An article in the New England Journal of Medicine published in April 2020 that took up the question of universal masking in hospital situations found that the “marginal benefit” was “debatable,” but offered that the “symbolic” role of them was helpful. In other words, wearing a mask might help remind hospital workers to be cautious. On the other hand, the article also posited that “paradoxically,” the focus on universal masking might cause more COVID transmission because it could lead people to be less cautious about other more proven methods of fighting transmission. Not only that, but “wearing a mask outside health care facilities offers little, if any, protection from infection.” When people opposed to universal masking cited this article, the authors added a letter stating that they were all for the public masking orders. They said that last line quoted only referred to short-term encounters in the public; they proposed that masks might be useful in sustained encounters in close quarters indoors. Yet if that were true, why not say that forcing people to mask in the grocery store or the mall or outdoors was not, therefore, a good idea? Researchers today know that one must go along with the narrative.
The same went for Michael Osterholm, one of the most vociferous advocates for extreme measures to fight COVID-19. Though he’s been largely a voice for insanely destructive lockdowns (see “Another Lockdown? For the Sake of Our Health, No!”), he realized early on how weak the case for masks was and let slip the point that mask mandates might have more downsides than benefits. In the end, he too toed the line in denying the possibility of using his views to argue against masks, though he was at least honest enough to stick to his “nuanced” position that maybe they work.
The Gospel of Masking was to be preached to everyone everywhere.
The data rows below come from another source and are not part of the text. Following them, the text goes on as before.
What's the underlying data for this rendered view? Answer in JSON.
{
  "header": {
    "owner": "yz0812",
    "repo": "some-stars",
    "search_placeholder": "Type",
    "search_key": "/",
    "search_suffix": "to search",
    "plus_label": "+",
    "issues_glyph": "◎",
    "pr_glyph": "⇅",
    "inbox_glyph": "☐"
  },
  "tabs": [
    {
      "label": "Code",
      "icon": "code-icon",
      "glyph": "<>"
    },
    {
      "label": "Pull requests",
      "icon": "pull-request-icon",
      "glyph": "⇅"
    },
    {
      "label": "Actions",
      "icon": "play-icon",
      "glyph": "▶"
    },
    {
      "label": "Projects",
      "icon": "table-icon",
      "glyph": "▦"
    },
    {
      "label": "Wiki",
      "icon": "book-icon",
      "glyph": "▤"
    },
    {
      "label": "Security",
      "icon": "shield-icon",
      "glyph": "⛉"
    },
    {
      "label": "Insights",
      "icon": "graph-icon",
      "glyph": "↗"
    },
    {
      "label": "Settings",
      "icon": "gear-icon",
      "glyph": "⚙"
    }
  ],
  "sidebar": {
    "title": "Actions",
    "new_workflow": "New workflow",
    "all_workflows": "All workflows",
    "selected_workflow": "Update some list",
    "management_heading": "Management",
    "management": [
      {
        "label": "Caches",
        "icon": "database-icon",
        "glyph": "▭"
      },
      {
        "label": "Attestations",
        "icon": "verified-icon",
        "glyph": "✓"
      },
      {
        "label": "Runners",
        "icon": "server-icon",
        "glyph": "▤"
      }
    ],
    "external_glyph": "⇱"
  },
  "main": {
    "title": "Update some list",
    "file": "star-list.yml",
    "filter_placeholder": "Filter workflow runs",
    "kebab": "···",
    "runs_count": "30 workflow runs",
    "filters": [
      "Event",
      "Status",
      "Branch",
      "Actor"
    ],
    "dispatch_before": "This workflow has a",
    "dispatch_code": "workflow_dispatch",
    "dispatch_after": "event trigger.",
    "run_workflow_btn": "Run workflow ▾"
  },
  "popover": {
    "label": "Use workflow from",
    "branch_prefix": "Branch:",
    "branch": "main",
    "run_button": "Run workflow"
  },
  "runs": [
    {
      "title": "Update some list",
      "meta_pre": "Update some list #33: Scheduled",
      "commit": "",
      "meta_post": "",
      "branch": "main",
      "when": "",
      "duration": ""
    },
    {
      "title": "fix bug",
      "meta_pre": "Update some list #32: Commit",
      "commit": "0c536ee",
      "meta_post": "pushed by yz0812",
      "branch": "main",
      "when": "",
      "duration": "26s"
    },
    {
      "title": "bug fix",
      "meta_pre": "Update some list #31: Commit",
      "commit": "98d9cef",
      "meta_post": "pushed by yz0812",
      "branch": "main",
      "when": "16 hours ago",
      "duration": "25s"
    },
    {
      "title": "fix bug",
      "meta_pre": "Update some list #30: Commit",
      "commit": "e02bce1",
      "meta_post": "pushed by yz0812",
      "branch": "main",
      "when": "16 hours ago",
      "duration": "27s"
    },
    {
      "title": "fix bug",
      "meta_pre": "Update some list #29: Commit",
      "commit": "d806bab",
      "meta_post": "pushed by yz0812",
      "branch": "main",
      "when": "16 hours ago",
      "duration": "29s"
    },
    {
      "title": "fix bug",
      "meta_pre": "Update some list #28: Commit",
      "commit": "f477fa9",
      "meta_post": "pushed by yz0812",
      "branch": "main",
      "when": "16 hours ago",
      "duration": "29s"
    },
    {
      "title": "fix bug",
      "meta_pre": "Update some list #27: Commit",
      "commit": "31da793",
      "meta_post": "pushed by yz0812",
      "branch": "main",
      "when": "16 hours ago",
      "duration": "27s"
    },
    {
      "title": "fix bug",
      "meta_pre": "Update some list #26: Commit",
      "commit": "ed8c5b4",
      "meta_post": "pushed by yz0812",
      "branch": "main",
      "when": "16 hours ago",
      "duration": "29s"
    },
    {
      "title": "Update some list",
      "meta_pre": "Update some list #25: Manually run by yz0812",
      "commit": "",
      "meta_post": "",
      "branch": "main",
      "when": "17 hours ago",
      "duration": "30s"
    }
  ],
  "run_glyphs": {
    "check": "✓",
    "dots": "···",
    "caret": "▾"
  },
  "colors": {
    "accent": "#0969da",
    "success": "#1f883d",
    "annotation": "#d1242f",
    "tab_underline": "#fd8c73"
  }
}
And it must be preached absolutely. Despite the fact that the new science of masking really implied, if anything, that they might be useful for source control, CDC director Robert Redfield said in a Senate hearing that masks were somehow more powerful than vaccines at preventing one from getting COVID. And the wages of not wearing a mask, even if one were not near anybody, was not limited to social media harassment.